Dataset rows for apps and sites:
= Beginning of Section =

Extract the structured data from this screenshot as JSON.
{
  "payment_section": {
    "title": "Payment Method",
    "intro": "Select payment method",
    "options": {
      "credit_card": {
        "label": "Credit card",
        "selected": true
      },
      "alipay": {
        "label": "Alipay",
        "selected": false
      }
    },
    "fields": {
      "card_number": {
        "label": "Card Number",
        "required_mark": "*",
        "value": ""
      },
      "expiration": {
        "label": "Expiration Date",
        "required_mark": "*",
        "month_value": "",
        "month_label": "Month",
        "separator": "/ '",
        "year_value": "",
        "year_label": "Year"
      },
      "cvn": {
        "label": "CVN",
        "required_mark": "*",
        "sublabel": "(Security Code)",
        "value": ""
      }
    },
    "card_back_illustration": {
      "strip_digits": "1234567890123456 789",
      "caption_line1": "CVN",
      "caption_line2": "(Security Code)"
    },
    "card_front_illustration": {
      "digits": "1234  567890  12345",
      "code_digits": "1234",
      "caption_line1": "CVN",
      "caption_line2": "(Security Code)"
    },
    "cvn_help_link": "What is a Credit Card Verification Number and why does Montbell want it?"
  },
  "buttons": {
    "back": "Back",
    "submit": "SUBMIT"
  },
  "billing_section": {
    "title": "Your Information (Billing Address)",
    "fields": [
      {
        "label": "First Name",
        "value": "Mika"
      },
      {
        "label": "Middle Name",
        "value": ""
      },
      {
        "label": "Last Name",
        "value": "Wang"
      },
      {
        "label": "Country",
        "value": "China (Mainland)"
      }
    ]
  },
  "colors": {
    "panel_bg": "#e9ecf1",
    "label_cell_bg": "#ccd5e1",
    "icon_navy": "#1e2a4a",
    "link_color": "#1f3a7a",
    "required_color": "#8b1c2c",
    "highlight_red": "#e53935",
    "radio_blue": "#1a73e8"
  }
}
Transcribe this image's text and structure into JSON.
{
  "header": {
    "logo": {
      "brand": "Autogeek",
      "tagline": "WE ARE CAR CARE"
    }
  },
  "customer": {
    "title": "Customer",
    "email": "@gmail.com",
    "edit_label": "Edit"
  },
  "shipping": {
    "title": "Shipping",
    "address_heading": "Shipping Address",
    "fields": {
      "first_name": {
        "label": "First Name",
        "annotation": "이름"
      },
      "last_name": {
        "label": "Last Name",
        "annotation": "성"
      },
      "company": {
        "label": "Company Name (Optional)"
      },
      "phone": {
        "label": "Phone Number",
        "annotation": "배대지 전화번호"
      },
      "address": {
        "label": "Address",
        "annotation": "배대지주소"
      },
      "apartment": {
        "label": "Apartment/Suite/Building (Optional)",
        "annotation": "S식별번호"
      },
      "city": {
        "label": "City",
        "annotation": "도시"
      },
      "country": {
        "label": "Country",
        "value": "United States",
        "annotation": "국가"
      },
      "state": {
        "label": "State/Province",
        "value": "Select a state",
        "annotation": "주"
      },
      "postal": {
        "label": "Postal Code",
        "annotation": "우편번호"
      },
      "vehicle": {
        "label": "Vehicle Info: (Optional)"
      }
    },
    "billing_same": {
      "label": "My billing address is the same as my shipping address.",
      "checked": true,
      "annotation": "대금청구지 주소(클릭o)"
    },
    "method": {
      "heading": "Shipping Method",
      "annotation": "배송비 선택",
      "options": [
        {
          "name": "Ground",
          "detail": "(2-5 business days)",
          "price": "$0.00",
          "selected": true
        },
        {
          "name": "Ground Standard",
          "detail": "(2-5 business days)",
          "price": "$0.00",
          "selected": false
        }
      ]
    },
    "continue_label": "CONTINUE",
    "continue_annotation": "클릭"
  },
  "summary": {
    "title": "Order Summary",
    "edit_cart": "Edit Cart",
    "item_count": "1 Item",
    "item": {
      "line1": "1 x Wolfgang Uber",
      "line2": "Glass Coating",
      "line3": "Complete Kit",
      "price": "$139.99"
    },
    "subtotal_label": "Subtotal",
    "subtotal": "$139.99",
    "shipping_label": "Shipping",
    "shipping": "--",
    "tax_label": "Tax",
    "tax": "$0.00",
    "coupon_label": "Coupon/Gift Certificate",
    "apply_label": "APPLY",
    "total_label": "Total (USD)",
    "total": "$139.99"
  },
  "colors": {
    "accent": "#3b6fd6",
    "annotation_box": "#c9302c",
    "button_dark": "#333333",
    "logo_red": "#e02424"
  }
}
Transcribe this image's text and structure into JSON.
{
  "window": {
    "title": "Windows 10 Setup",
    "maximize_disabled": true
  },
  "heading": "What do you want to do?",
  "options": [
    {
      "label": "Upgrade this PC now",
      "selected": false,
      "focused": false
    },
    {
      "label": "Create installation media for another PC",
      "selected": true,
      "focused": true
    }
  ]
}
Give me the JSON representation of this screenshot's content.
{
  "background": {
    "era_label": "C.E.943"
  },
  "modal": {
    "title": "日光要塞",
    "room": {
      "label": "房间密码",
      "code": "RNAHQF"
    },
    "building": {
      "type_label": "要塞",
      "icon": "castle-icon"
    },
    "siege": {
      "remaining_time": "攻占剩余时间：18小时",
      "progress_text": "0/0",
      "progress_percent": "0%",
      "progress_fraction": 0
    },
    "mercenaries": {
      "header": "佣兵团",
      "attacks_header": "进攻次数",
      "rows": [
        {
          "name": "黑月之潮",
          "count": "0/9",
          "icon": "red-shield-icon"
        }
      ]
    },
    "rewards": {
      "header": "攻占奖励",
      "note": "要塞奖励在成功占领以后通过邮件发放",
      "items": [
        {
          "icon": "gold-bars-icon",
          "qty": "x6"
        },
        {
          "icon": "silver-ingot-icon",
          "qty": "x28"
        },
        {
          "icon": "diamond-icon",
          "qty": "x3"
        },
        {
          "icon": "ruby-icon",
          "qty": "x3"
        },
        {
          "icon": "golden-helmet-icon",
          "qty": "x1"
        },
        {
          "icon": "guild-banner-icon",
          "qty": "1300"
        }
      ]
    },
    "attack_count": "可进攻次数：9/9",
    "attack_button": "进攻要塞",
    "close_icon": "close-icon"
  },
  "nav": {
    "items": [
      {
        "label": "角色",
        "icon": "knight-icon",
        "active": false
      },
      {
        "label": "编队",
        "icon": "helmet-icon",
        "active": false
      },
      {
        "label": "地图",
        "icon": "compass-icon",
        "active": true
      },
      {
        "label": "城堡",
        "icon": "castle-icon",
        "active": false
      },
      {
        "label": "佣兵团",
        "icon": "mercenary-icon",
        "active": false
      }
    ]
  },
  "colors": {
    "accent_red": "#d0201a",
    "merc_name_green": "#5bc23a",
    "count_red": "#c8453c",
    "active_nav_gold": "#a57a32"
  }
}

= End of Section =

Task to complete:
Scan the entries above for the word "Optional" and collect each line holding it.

Reply:
        "label": "Company Name (Optional)"
        "label": "Apartment/Suite/Building (Optional)",
        "label": "Vehicle Info: (Optional)"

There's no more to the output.